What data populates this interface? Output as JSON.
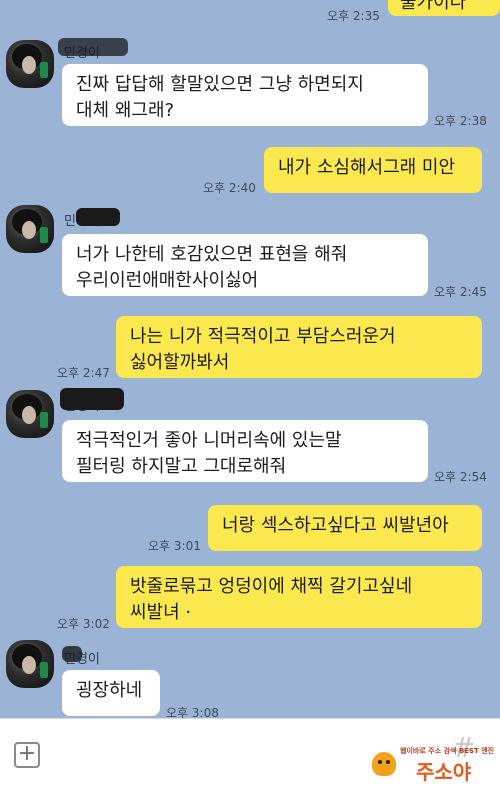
{
  "contact": {
    "name": "민경이"
  },
  "messages": [
    {
      "side": "out",
      "lines": [
        "불가이다"
      ],
      "time": "오후 2:35"
    },
    {
      "side": "in",
      "lines": [
        "진짜 답답해 할말있으면 그냥 하면되지",
        "대체 왜그래?"
      ],
      "time": "오후 2:38"
    },
    {
      "side": "out",
      "lines": [
        "내가 소심해서그래 미안"
      ],
      "time": "오후 2:40"
    },
    {
      "side": "in",
      "lines": [
        "너가 나한테 호감있으면 표현을 해줘",
        "우리이런애매한사이싫어"
      ],
      "time": "오후 2:45"
    },
    {
      "side": "out",
      "lines": [
        "나는 니가 적극적이고 부담스러운거",
        "싫어할까봐서"
      ],
      "time": "오후 2:47"
    },
    {
      "side": "in",
      "lines": [
        "적극적인거 좋아 니머리속에 있는말",
        "필터링 하지말고 그대로해줘"
      ],
      "time": "오후 2:54"
    },
    {
      "side": "out",
      "lines": [
        "너랑 섹스하고싶다고 씨발년아"
      ],
      "time": "오후 3:01"
    },
    {
      "side": "out",
      "lines": [
        "밧줄로묶고 엉덩이에 채찍 갈기고싶네",
        "씨발녀 ·"
      ],
      "time": "오후 3:02"
    },
    {
      "side": "in",
      "lines": [
        "굉장하네"
      ],
      "time": "오후 3:08"
    }
  ],
  "input_bar": {
    "plus_label": "+",
    "message_placeholder": "",
    "hash_label": "#"
  },
  "watermark": {
    "tagline": "웹이바로 주소 검색 BEST 엔진",
    "brand": "주소야"
  },
  "colors": {
    "background": "#9bb4d6",
    "incoming_bubble": "#ffffff",
    "outgoing_bubble": "#fbe74e"
  }
}
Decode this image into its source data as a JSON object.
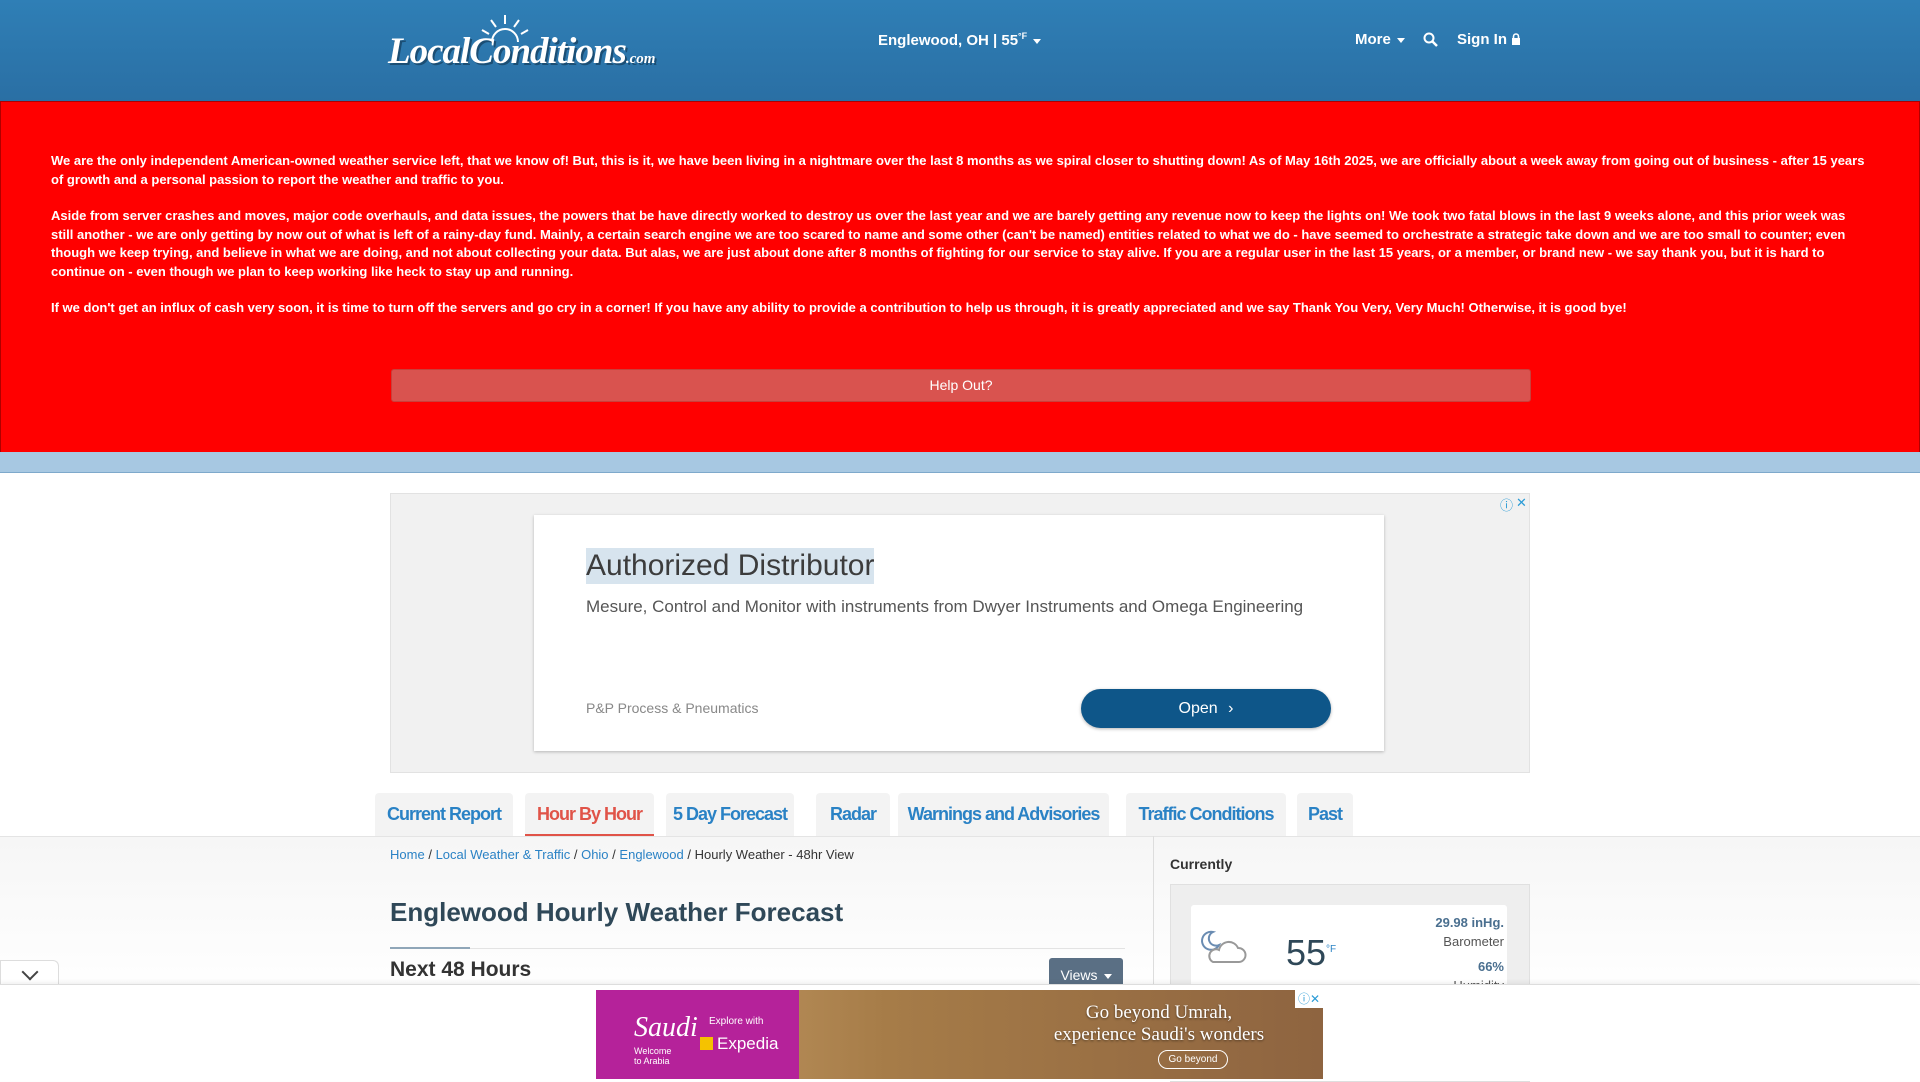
{
  "header": {
    "logo_text": "LocalConditions",
    "logo_tld": ".com",
    "location": "Englewood, OH | 55",
    "location_unit": "°F",
    "more_label": "More",
    "signin_label": "Sign In"
  },
  "banner": {
    "paragraphs": [
      "We are the only independent American-owned weather service left, that we know of! But, this is it, we have been living in a nightmare over the last 8 months as we spiral closer to shutting down! As of May 16th 2025, we are officially about a week away from going out of business - after 15 years of growth and a personal passion to report the weather and traffic to you.",
      "Aside from server crashes and moves, major code overhauls, and data issues, the powers that be have directly worked to destroy us over the last year and we are barely getting any revenue now to keep the lights on! We took two fatal blows in the last 9 weeks alone, and this prior week was still another - we are only getting by now out of what is left of a rainy-day fund. Mainly, a certain search engine we are too scared to name and some other (can't be named) entities related to what we do - have seemed to orchestrate a strategic take down and we are too small to counter; even though we keep trying, and believe in what we are doing, and not about collecting your data. But alas, we are just about done after 8 months of fighting for our service to stay alive. If you are a regular user in the last 15 years, or a member, or brand new - we say thank you, but it is hard to continue on - even though we plan to keep working like heck to stay up and running.",
      "If we don't get an influx of cash very soon, it is time to turn off the servers and go cry in a corner! If you have any ability to provide a contribution to help us through, it is greatly appreciated and we say Thank You Very, Very Much! Otherwise, it is good bye!"
    ],
    "help_button": "Help Out?"
  },
  "ad": {
    "title": "Authorized Distributor",
    "description": "Mesure, Control and Monitor with instruments from Dwyer Instruments and Omega Engineering",
    "advertiser": "P&P Process & Pneumatics",
    "cta": "Open"
  },
  "tabs": [
    {
      "label": "Current Report"
    },
    {
      "label": "Hour By Hour"
    },
    {
      "label": "5 Day Forecast"
    },
    {
      "label": "Radar"
    },
    {
      "label": "Warnings and Advisories"
    },
    {
      "label": "Traffic Conditions"
    },
    {
      "label": "Past"
    }
  ],
  "breadcrumb": {
    "home": "Home",
    "local": "Local Weather & Traffic",
    "state": "Ohio",
    "city": "Englewood",
    "current": "Hourly Weather - 48hr View",
    "sep": "/"
  },
  "main": {
    "title": "Englewood Hourly Weather Forecast",
    "subhead": "Next 48 Hours",
    "views_button": "Views"
  },
  "currently": {
    "label": "Currently",
    "temp": "55",
    "temp_unit": "°F",
    "barometer_value": "29.98 inHg.",
    "barometer_label": "Barometer",
    "humidity_value": "66%",
    "humidity_label": "Humidity",
    "icon": "partly-cloudy-night-icon"
  },
  "bottom_ad": {
    "brand": "Saudi",
    "brand_sub1": "Welcome",
    "brand_sub2": "to Arabia",
    "explore": "Explore with",
    "partner": "Expedia",
    "headline1": "Go beyond Umrah,",
    "headline2": "experience Saudi's wonders",
    "cta": "Go beyond"
  },
  "colors": {
    "header_blue": "#2f7fb6",
    "banner_red": "#ff0000",
    "link_blue": "#2a82c5",
    "active_tab": "#e05348"
  }
}
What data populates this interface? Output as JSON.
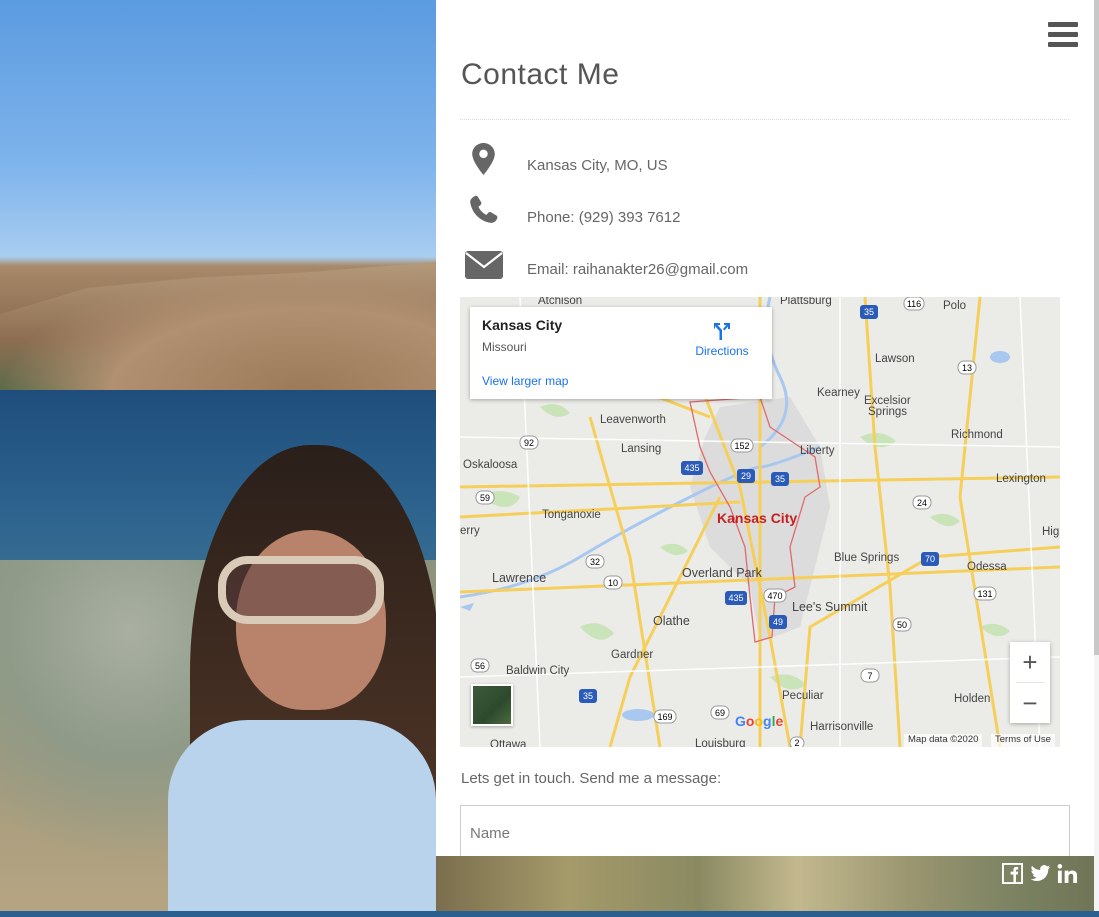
{
  "page": {
    "title": "Contact Me",
    "contact": {
      "location": "Kansas City, MO, US",
      "phone": "Phone: (929) 393 7612",
      "email": "Email: raihanakter26@gmail.com"
    },
    "cta": "Lets get in touch. Send me a message:",
    "form": {
      "name_placeholder": "Name"
    }
  },
  "map": {
    "card": {
      "place": "Kansas City",
      "region": "Missouri",
      "directions": "Directions",
      "larger_map": "View larger map"
    },
    "zoom_in": "+",
    "zoom_out": "−",
    "logo": "Google",
    "data_credit": "Map data ©2020",
    "terms": "Terms of Use",
    "labels": {
      "atchison": "Atchison",
      "plattsburg": "Plattsburg",
      "polo": "Polo",
      "lawson": "Lawson",
      "kearney": "Kearney",
      "excelsior1": "Excelsior",
      "excelsior2": "Springs",
      "leavenworth": "Leavenworth",
      "lansing": "Lansing",
      "richmond": "Richmond",
      "liberty": "Liberty",
      "oskaloosa": "Oskaloosa",
      "lexington": "Lexington",
      "tonganoxie": "Tonganoxie",
      "kansas_city": "Kansas City",
      "blue_springs": "Blue Springs",
      "odessa": "Odessa",
      "lawrence": "Lawrence",
      "overland_park": "Overland Park",
      "lees_summit": "Lee's Summit",
      "olathe": "Olathe",
      "gardner": "Gardner",
      "baldwin_city": "Baldwin City",
      "peculiar": "Peculiar",
      "holden": "Holden",
      "harrisonville": "Harrisonville",
      "ottawa": "Ottawa",
      "louisburg": "Louisburg",
      "erry": "erry",
      "hig": "Hig",
      "r116": "116",
      "r35a": "35",
      "r13": "13",
      "r152": "152",
      "r92": "92",
      "r435a": "435",
      "r29": "29",
      "r35b": "35",
      "r24": "24",
      "r59": "59",
      "r32": "32",
      "r10": "10",
      "r70": "70",
      "r435b": "435",
      "r470": "470",
      "r49": "49",
      "r131": "131",
      "r50": "50",
      "r56": "56",
      "r7": "7",
      "r35c": "35",
      "r169": "169",
      "r69": "69",
      "r2": "2"
    }
  },
  "social": {
    "facebook": "facebook-icon",
    "twitter": "twitter-icon",
    "linkedin": "linkedin-icon"
  },
  "colors": {
    "accent_link": "#1a73e8",
    "city_red": "#c5221f",
    "heading_gray": "#555555"
  }
}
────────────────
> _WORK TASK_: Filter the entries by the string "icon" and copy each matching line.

> _EXERCISE ANSWER_:
    "icon": "partly-cloudy-night-icon"
    "facebook": "facebook-icon",
    "twitter": "twitter-icon",
    "linkedin": "linkedin-icon"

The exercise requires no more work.